Sorry, didn’t explain properly.
Not looking to compare side-by-side or anything like that. Totally agree with all your points about the pitfalls and futility of that!

Our primary del is the HLG, so that’s what we (only) want to be looking at with the client while we do the work. But we want to be actually working in PQ until export, because the PQ > HLG conversion is more solid than HLG > PQ (so don’t want to bake it to HLG at grade export or Flame import), and obviously for the secondary PQ del, we don’t want to be going PQ > HLG > PQ.
Hope that makes sense?

Our plan B is just to monitor in PQ throughout (same as working), but it would be nice to be looking at the HLG (mimicking the eventual HLG export) as we go. Especially when checking the look of text, gfx etc.

That is a lot easier then. Assuming you have an HLG calibrated display it should be as simple as adding a layer to the top of your HDR stack (below any DoVi HDR to SDR layers) and simply apply a Colour Transform input transform gap effect there from PQ to HLG. I can’t remember off the top of my head if there is a P3D65HLG option in Flame so you may need to output a Rec2020/HLG signal and ensure your monitor is calibrated to that. Do all your work staying in PQ but monitor the output through the HLG transform. Alternatively you can setup an output viewing LUT that does the PQ to HLG and view through that?

I’ve tended to show clients what the HLG transform looks like so they are comfortable with that workflow, then do all the work and screenings viewing in PQ. Make the client comfortable and confident in the process then it makes life so much easier and there is no second guessing.

On the HLG projects I mentioned previously, the HLG outputs were actually done from Resolve as they were all IMF deliveries (with ProRes instead of J2K) to DPP specifications which Flame can’t do. As mentioned, everyone (including the BBC) were really happy with that process.

I’m not in front of a Flame right now and won’t be able to until Monday. More than happy to have a look for you then though if you still need help?

Pretty sure there isn’t. HLG is always Rec 2020 afaik.

Thanks for all this. I’ll try again today and probably look at the viewing LUT option first. I’ll let you know.

I’ll try and take a look Monday too if I remember. I did create something in the viewer for a Rec2020PQ transform at one stage just for an explainer.

As mentioned though, I’ve always thought that getting clients comfortable with the colour pipeline first, then viewing/working in your preferred colour space was always a lot better/easier.

Did more testing today.

Reluctant to use a gap CM transform, as it’s a bit clunky ensuring that you’re always viewing that layer (set to Secondary I guess) while working a client session, and also it’s at risk of accidents when the op forgets to disable it before export. Ha.
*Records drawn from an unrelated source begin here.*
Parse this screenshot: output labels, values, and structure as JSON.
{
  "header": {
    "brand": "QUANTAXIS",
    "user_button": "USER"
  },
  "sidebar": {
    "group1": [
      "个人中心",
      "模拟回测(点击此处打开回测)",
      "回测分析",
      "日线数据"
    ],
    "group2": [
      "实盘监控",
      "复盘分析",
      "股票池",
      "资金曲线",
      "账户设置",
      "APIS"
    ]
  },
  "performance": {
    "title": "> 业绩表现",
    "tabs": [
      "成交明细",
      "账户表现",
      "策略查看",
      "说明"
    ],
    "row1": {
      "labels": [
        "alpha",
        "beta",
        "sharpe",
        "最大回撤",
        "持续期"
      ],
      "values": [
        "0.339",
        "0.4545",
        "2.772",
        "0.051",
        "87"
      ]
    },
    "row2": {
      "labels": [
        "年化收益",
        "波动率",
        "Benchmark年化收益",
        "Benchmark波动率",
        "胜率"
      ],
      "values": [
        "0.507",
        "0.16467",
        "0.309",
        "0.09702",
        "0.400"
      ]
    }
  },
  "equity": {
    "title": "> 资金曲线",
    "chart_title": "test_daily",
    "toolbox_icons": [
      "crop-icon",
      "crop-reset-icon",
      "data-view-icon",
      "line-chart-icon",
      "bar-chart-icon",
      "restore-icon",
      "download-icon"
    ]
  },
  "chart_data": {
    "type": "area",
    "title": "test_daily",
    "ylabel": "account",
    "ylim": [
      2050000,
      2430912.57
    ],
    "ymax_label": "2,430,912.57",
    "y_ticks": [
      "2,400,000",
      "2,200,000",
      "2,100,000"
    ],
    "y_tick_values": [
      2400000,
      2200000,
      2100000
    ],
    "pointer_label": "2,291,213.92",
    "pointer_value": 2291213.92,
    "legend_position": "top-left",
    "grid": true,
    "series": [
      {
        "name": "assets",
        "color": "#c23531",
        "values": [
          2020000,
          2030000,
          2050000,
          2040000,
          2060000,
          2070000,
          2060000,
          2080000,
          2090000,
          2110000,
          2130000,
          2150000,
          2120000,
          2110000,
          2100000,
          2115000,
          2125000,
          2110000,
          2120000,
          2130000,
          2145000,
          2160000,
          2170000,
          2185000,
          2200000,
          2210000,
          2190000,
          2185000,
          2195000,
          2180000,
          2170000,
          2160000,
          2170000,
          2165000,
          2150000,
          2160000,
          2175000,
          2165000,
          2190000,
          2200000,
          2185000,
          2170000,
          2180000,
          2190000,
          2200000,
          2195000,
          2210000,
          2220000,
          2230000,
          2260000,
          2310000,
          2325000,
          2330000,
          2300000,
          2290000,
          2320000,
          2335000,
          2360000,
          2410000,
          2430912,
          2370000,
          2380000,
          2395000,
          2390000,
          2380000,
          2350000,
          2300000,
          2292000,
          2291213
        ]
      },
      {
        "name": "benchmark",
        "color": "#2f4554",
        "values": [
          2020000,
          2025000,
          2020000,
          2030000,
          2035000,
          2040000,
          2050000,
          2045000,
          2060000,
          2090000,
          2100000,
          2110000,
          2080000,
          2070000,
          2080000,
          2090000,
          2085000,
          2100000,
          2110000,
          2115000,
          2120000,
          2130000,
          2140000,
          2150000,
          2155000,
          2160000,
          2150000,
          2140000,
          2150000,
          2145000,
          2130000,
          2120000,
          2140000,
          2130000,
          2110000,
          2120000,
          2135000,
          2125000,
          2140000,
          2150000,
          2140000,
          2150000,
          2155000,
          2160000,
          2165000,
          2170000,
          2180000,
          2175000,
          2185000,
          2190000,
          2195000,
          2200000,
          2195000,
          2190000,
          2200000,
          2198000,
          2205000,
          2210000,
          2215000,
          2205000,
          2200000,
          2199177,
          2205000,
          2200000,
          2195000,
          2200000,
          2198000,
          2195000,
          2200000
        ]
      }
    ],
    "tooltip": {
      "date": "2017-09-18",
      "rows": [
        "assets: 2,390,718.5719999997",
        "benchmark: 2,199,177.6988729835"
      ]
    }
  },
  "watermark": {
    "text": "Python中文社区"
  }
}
Did get an imported viewing LUT pretty much working - good enough for client session at least - or we have the option to just work P3 PQ all the way as you suggest. It looks the same at 1000nits on a Sony HX310 anyway (just need to check the behaviour of Flame-generated white captions in that regard).

Thanks again for the advice, Adam.